A new approach to Mergesort algorithm: Divide smart and conquer

Emrah Amrahov S., AR Y., TUĞRUL B., Akay B. E., Kartli N.

Future Generation Computer Systems, vol.157, pp.330-343, 2024 (SCI-Expanded) identifier

  • Publication Type: Article / Article
  • Volume: 157
  • Publication Date: 2024
  • Doi Number: 10.1016/j.future.2024.03.049
  • Journal Name: Future Generation Computer Systems
  • Journal Indexes: Science Citation Index Expanded (SCI-EXPANDED), Scopus, Applied Science & Technology Source, Business Source Elite, Business Source Premier, Compendex, Computer & Applied Sciences, INSPEC, zbMATH
  • Page Numbers: pp.330-343
  • Keywords: Complexity analysis, Divide and conquer, Heapsort, Mergesort, Quicksort, Sorting algorithms, Tournament method
  • Ankara University Affiliated: Yes

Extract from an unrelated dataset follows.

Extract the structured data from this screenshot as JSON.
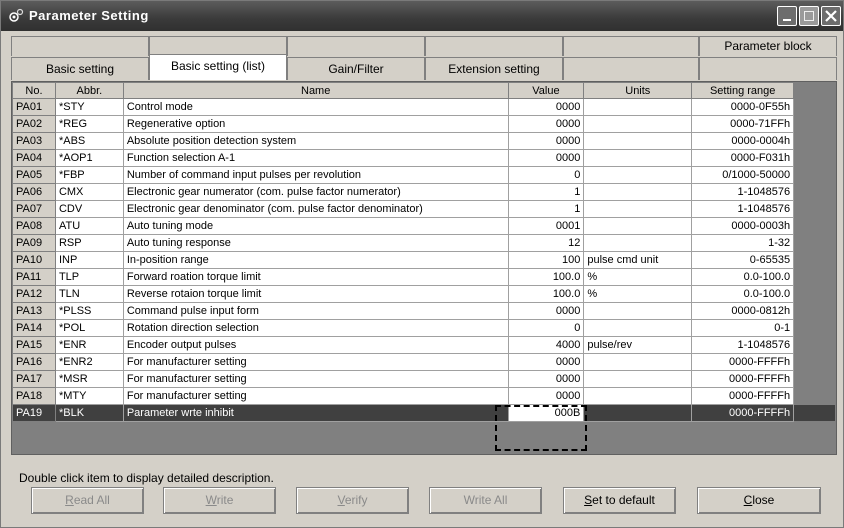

It is well known that comparison-based algorithms cannot run faster than O(nlogn). Therefore the running times of Mergesort, Heapsort, and Quicksort algorithms are asymptotically optimal. As well as asymptotic running times, how fast sorting algorithms work in practice has gained importance lately. One algorithm is preferred, if it is slightly more efficient than another, due to the rapid increase in data generation. In this study, we consider the Mergesort algorithm with a different approach. Unlike the Mergesort algorithm, we do not perform unconditional division. Instead, we divide the input array into ascending and descending sub-arrays. Then, we merge the sub-arrays obtained as a result of the division by slightly modifying the classical Merge function. As a result of these two operations, we obtain three new sorting algorithms depending on how we get ascending and descending sub-arrays. Among these three algorithms, the third one, which is our main proposed algorithm, is more important both theoretically and practically. In this algorithm, we divide the input array into alternately ascending and descending sub-arrays. Moreover, the terms of the sub-arrays do not have to be consecutive terms of the input array. The asymptotic running time of our proposed algorithm is O(nlogn) in the worst case and O(n) in the best case. In practice, the proposed algorithm performs better than the classical Mergesort algorithm in arrays with Gaussian and Uniform distributions of various sizes. In an array of four million, it provided a 17% improvement in the Gaussian distribution compared to the classical Mergesort algorithm. In addition, it provided a 29% improvement in the Uniform distribution of the same size. The proposed algorithm performs also much better than traditional sorting algorithms in real data collected from various sources.